party’s failure to prosecute an action, failure to obey
a court order, or failure to comply with local rules.
See, e.g. Ghazali v. Moran, 46
F.3d 52, 53-54 (9th Cir. 1995) (dismissal for noncompliance
with local rule); Ferdik v. Bonzelet, 963 F.2d 1258,
1260-61 (9th Cir. 1992) (dismissal for failure to comply with
an order to file an amended complaint); Carey v.
King, 856 F.2d 1439, 1440-41 (9th Cir. 1988) (dismissal
for failure to comply with local rule requiring pro se
plaintiffs to keep court apprised of address); Malone v.
United States Postal Serv., 833 F.2d 128, 130 (9th Cir.
1987) (dismissal for failure to comply with court order);
Henderson v. Duncan, 779 F.2d 1421, 1424 (9th Cir.
1986) (dismissal for lack of prosecution and failure to
comply with local rules).
determining whether to dismiss an action for failure to
comply with a pretrial order, the Court must weigh “(1)
the public’s interest in expeditious resolution of
litigation; (2) the court’s need to manage its docket;
(3) the risk of prejudice to the defendants; (4) the public
policy favoring disposition of cases on their merits; and (5)
the availability of less drastic sanctions.” In re
Phenylpropanolamine (PPA) Products Liability Litigation,
460 F.3d 1217, 1226 (9th Cir. 2006) (internal quotations and
citations omitted). These factors guide a court in deciding

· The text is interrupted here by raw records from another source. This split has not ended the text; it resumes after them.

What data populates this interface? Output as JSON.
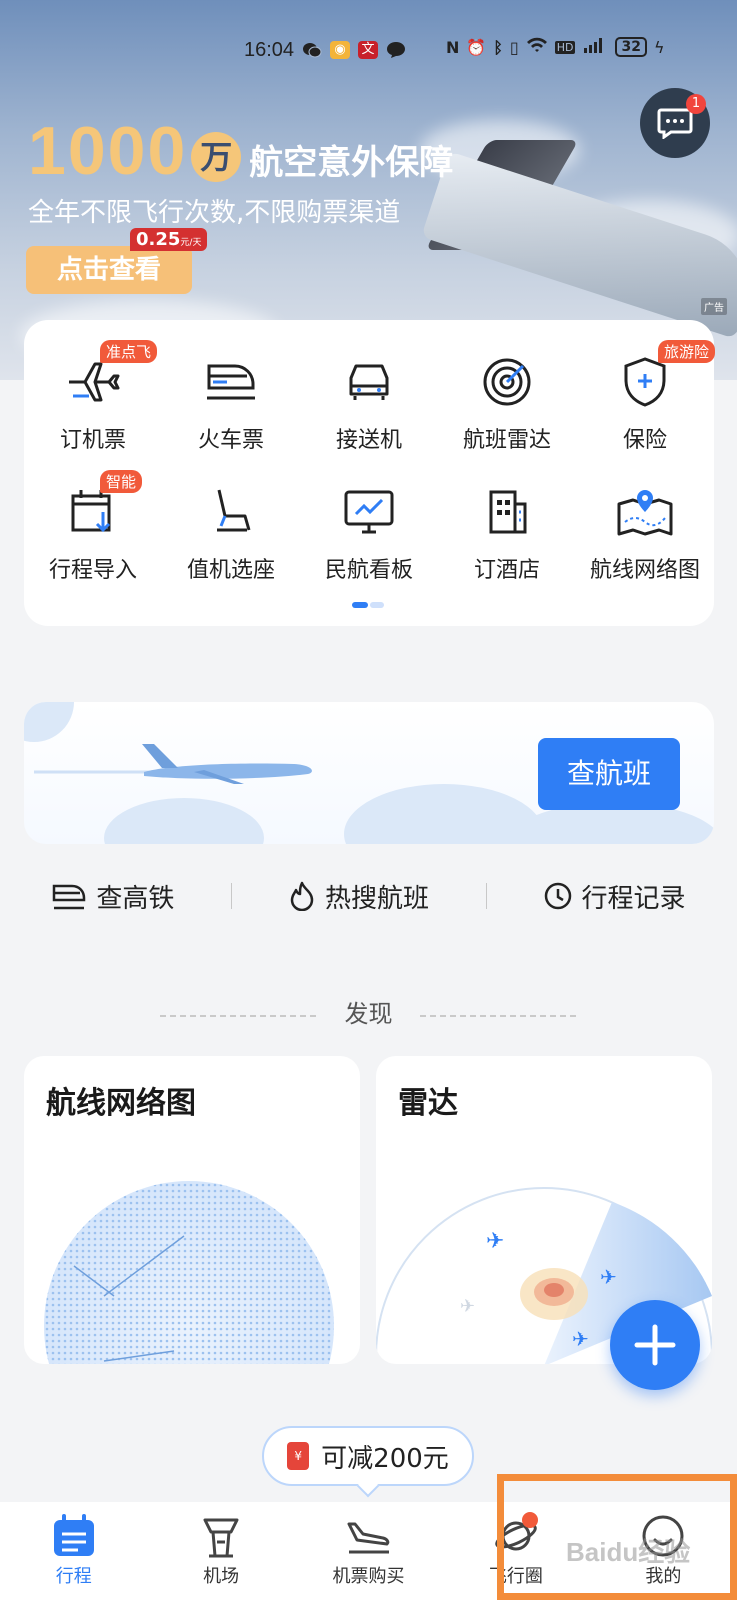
{
  "status_bar": {
    "time": "16:04",
    "battery": "32"
  },
  "banner": {
    "big_number": "1000",
    "unit": "万",
    "title": "航空意外保障",
    "subtitle": "全年不限飞行次数,不限购票渠道",
    "button": "点击查看",
    "price": "0.25",
    "price_unit": "元/天",
    "ad_tag": "广告",
    "message_badge": "1"
  },
  "grid": [
    {
      "label": "订机票",
      "badge": "准点飞",
      "icon": "airplane-icon"
    },
    {
      "label": "火车票",
      "badge": "",
      "icon": "train-icon"
    },
    {
      "label": "接送机",
      "badge": "",
      "icon": "car-icon"
    },
    {
      "label": "航班雷达",
      "badge": "",
      "icon": "radar-icon"
    },
    {
      "label": "保险",
      "badge": "旅游险",
      "icon": "shield-plus-icon"
    },
    {
      "label": "行程导入",
      "badge": "智能",
      "icon": "import-icon"
    },
    {
      "label": "值机选座",
      "badge": "",
      "icon": "seat-icon"
    },
    {
      "label": "民航看板",
      "badge": "",
      "icon": "dashboard-icon"
    },
    {
      "label": "订酒店",
      "badge": "",
      "icon": "hotel-icon"
    },
    {
      "label": "航线网络图",
      "badge": "",
      "icon": "route-map-icon"
    }
  ],
  "flight_search": {
    "button": "查航班"
  },
  "quick_links": [
    {
      "label": "查高铁",
      "icon": "train-icon"
    },
    {
      "label": "热搜航班",
      "icon": "fire-icon"
    },
    {
      "label": "行程记录",
      "icon": "clock-icon"
    }
  ],
  "discover": {
    "heading": "发现",
    "cards": [
      {
        "title": "航线网络图"
      },
      {
        "title": "雷达"
      }
    ]
  },
  "coupon": {
    "text": "可减200元",
    "icon_text": "¥"
  },
  "tabbar": [
    {
      "label": "行程",
      "icon": "itinerary-icon",
      "active": true
    },
    {
      "label": "机场",
      "icon": "airport-tower-icon",
      "active": false
    },
    {
      "label": "机票购买",
      "icon": "plane-landing-icon",
      "active": false
    },
    {
      "label": "飞行圈",
      "icon": "planet-icon",
      "active": false
    },
    {
      "label": "我的",
      "icon": "profile-icon",
      "active": false
    }
  ],
  "watermark": "Baidu经验",
  "colors": {
    "accent": "#2f7ef5",
    "badge": "#f15a3a",
    "gold": "#f5c679",
    "highlight": "#f38c3a"
  }
}
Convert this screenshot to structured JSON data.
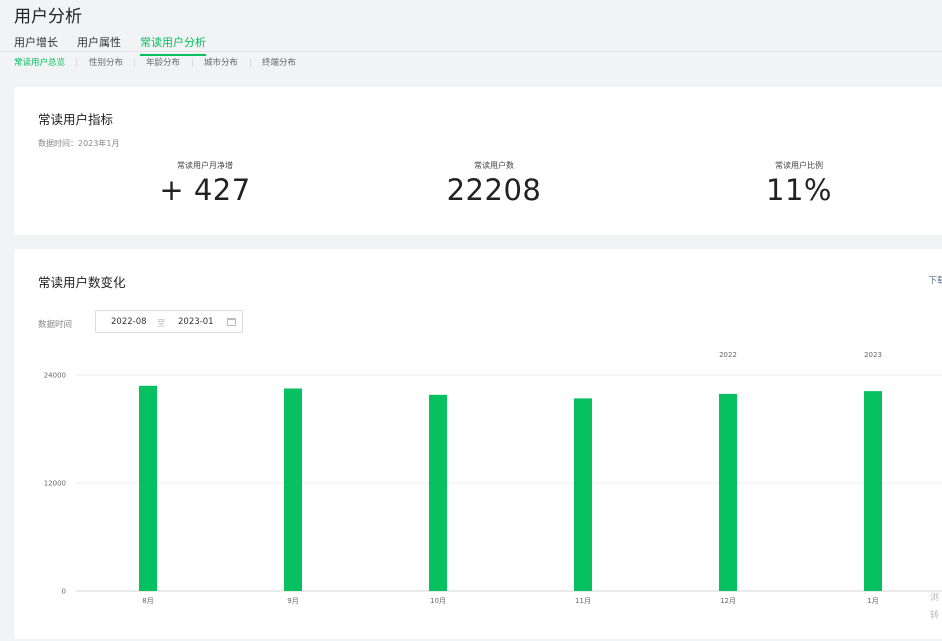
{
  "page": {
    "title": "用户分析"
  },
  "main_tabs": [
    {
      "label": "用户增长",
      "active": false
    },
    {
      "label": "用户属性",
      "active": false
    },
    {
      "label": "常读用户分析",
      "active": true
    }
  ],
  "sub_tabs": [
    {
      "label": "常读用户总览",
      "active": true
    },
    {
      "label": "性别分布",
      "active": false
    },
    {
      "label": "年龄分布",
      "active": false
    },
    {
      "label": "城市分布",
      "active": false
    },
    {
      "label": "终端分布",
      "active": false
    }
  ],
  "metrics_card": {
    "title": "常读用户指标",
    "data_time": "数据时间：2023年1月",
    "metrics": [
      {
        "label": "常读用户月净增",
        "value": "+ 427"
      },
      {
        "label": "常读用户数",
        "value": "22208"
      },
      {
        "label": "常读用户比例",
        "value": "11%"
      }
    ]
  },
  "trend_card": {
    "title": "常读用户数变化",
    "download_label": "下载数",
    "range_label": "数据时间",
    "range_start": "2022-08",
    "range_separator": "至",
    "range_end": "2023-01",
    "corner_note": "浏转"
  },
  "chart_data": {
    "type": "bar",
    "categories": [
      "8月",
      "9月",
      "10月",
      "11月",
      "12月",
      "1月"
    ],
    "values": [
      22800,
      22500,
      21800,
      21400,
      21900,
      22208
    ],
    "year_labels": [
      {
        "category": "12月",
        "text": "2022"
      },
      {
        "category": "1月",
        "text": "2023"
      }
    ],
    "y_ticks": [
      0,
      12000,
      24000
    ],
    "ylim": [
      0,
      24000
    ],
    "bar_color": "#07c160",
    "grid": true
  }
}
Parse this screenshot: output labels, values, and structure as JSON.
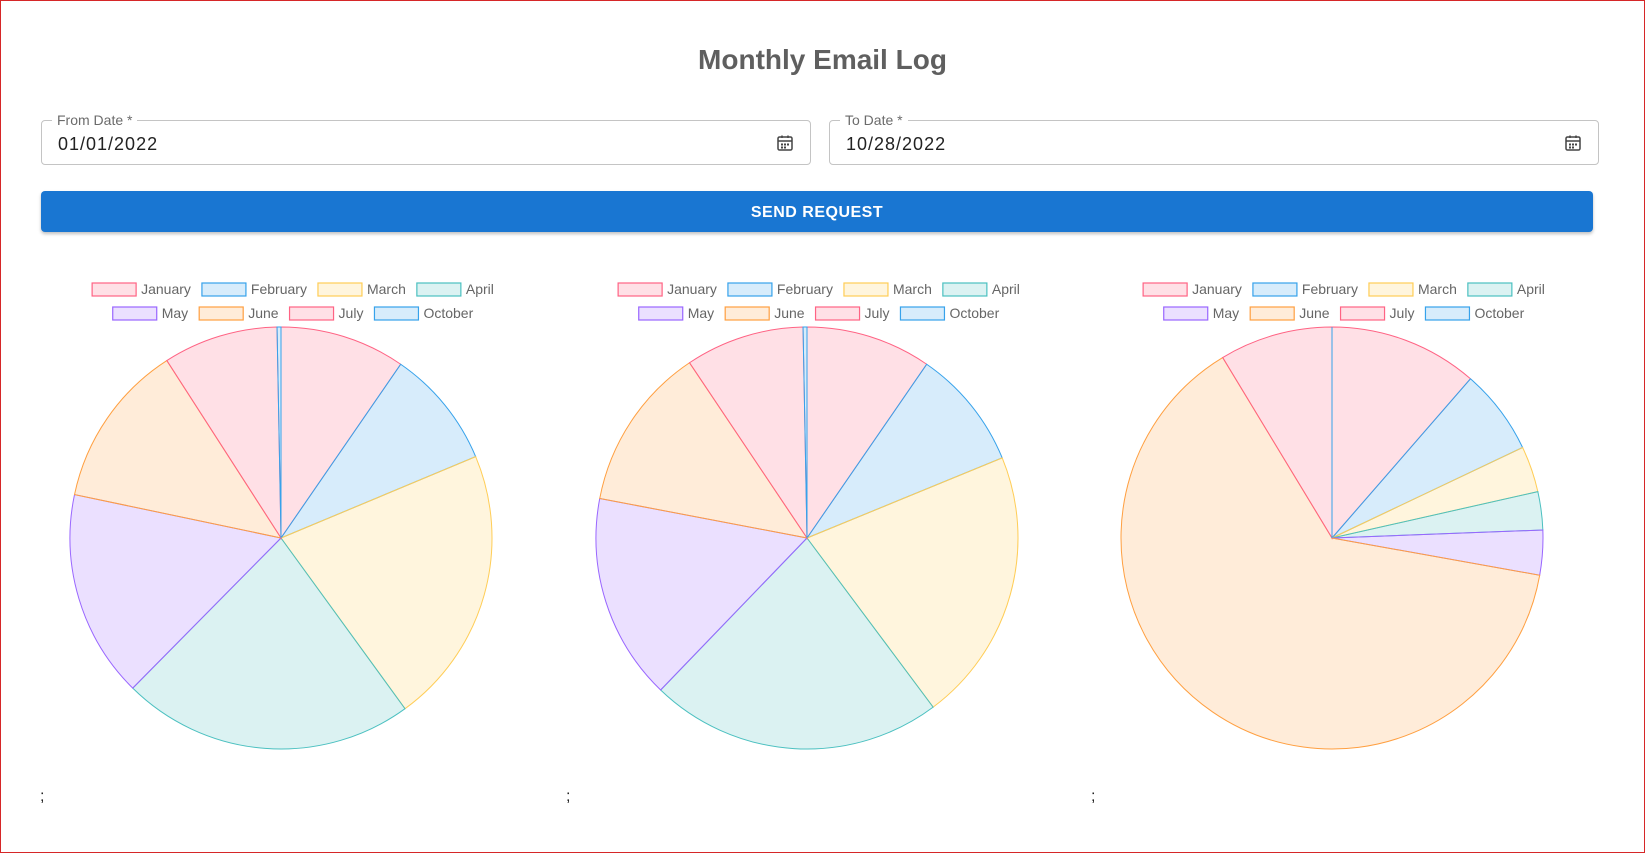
{
  "page": {
    "title": "Monthly Email Log"
  },
  "form": {
    "from_label": "From Date *",
    "from_value": "01/01/2022",
    "to_label": "To Date *",
    "to_value": "10/28/2022",
    "submit_label": "SEND REQUEST"
  },
  "icons": {
    "calendar": "calendar-icon"
  },
  "colors": {
    "frame_border": "#d62728",
    "button": "#1976d2",
    "title": "#5f5f5f"
  },
  "separators": [
    ";",
    ";",
    ";"
  ],
  "legend_palette": [
    {
      "border": "#ff6384",
      "fill": "rgba(255,99,132,0.2)"
    },
    {
      "border": "#36a2eb",
      "fill": "rgba(54,162,235,0.2)"
    },
    {
      "border": "#ffcd56",
      "fill": "rgba(255,205,86,0.2)"
    },
    {
      "border": "#4bc0c0",
      "fill": "rgba(75,192,192,0.2)"
    },
    {
      "border": "#9966ff",
      "fill": "rgba(153,102,255,0.2)"
    },
    {
      "border": "#ff9f40",
      "fill": "rgba(255,159,64,0.2)"
    },
    {
      "border": "#ff6384",
      "fill": "rgba(255,99,132,0.2)"
    },
    {
      "border": "#36a2eb",
      "fill": "rgba(54,162,235,0.2)"
    }
  ],
  "chart_data": [
    {
      "type": "pie",
      "categories": [
        "January",
        "February",
        "March",
        "April",
        "May",
        "June",
        "July",
        "October"
      ],
      "values": [
        9.6,
        9.1,
        21.3,
        22.4,
        15.9,
        12.6,
        8.8,
        0.3
      ],
      "legend_position": "top"
    },
    {
      "type": "pie",
      "categories": [
        "January",
        "February",
        "March",
        "April",
        "May",
        "June",
        "July",
        "October"
      ],
      "values": [
        9.6,
        9.2,
        21.0,
        22.4,
        15.8,
        12.6,
        9.1,
        0.3
      ],
      "legend_position": "top"
    },
    {
      "type": "pie",
      "categories": [
        "January",
        "February",
        "March",
        "April",
        "May",
        "June",
        "July",
        "October"
      ],
      "values": [
        11.3,
        6.5,
        3.5,
        2.9,
        3.4,
        63.0,
        8.6,
        0.0
      ],
      "legend_position": "top"
    }
  ]
}
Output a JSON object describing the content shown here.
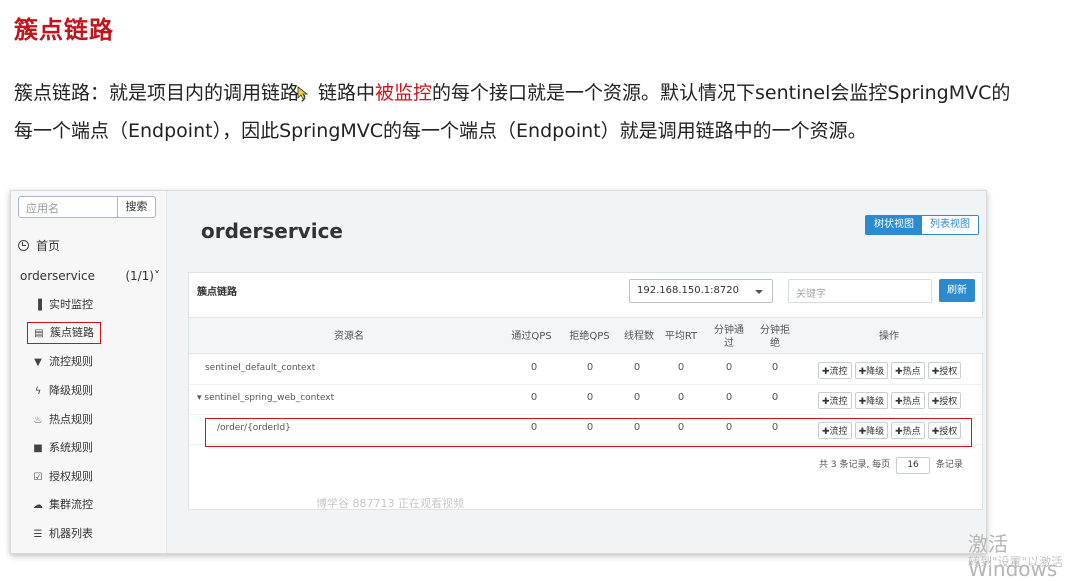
{
  "doc": {
    "title": "簇点链路",
    "para_line1_a": "簇点链路：就是项目内的调用链路，链路中",
    "para_line1_hl": "被监控",
    "para_line1_b": "的每个接口就是一个资源。默认情况下sentinel会监控SpringMVC的",
    "para_line2": "每一个端点（Endpoint），因此SpringMVC的每一个端点（Endpoint）就是调用链路中的一个资源。",
    "highlight_color": "#d0121b"
  },
  "sidebar": {
    "search_placeholder": "应用名",
    "search_button": "搜索",
    "home": "首页",
    "app_name": "orderservice",
    "app_count": "(1/1)",
    "items": [
      {
        "label": "实时监控",
        "icon": "bar-chart-icon"
      },
      {
        "label": "簇点链路",
        "icon": "list-icon"
      },
      {
        "label": "流控规则",
        "icon": "filter-icon"
      },
      {
        "label": "降级规则",
        "icon": "bolt-icon"
      },
      {
        "label": "热点规则",
        "icon": "fire-icon"
      },
      {
        "label": "系统规则",
        "icon": "lock-icon"
      },
      {
        "label": "授权规则",
        "icon": "check-circle-icon"
      },
      {
        "label": "集群流控",
        "icon": "cloud-icon"
      },
      {
        "label": "机器列表",
        "icon": "list-ul-icon"
      }
    ]
  },
  "main": {
    "title": "orderservice",
    "view_tree": "树状视图",
    "view_list": "列表视图",
    "panel_label": "簇点链路",
    "machine": "192.168.150.1:8720",
    "keyword_placeholder": "关键字",
    "refresh": "刷新",
    "columns": [
      "资源名",
      "通过QPS",
      "拒绝QPS",
      "线程数",
      "平均RT",
      "分钟通过",
      "分钟拒绝",
      "操作"
    ],
    "rows": [
      {
        "name": "sentinel_default_context",
        "values": [
          "0",
          "0",
          "0",
          "0",
          "0",
          "0"
        ]
      },
      {
        "name": "▾ sentinel_spring_web_context",
        "values": [
          "0",
          "0",
          "0",
          "0",
          "0",
          "0"
        ]
      },
      {
        "name": "/order/{orderId}",
        "values": [
          "0",
          "0",
          "0",
          "0",
          "0",
          "0"
        ]
      }
    ],
    "ops": [
      "流控",
      "降级",
      "热点",
      "授权"
    ],
    "pager_prefix": "共 3 条记录, 每页",
    "page_size": "16",
    "pager_suffix": "条记录",
    "watermark": "博学谷 887713 正在观看视频"
  },
  "windows": {
    "activate": "激活 Windows",
    "activate_sub": "转到\"设置\"以激活"
  }
}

what to do, and are not conditions that must be met in order
for a court to take action. Id. (citation omitted).
instance the public’s interest in expeditious
resolution of the litigation and the Court’s need to
manage its docket weigh in favor of dismissal. In re
Phenylpropanolamine, 460 F.3d at 1226. Plaintiff was
ordered to serve the defendant and file a notice within
twenty days or forward documents to the Marshal for service.
Plaintiff does not appear to have complied with the order nor
has she responded to this Court’s order to show cause.
Plaintiff’s failure to comply with the orders of the
Court hinders ...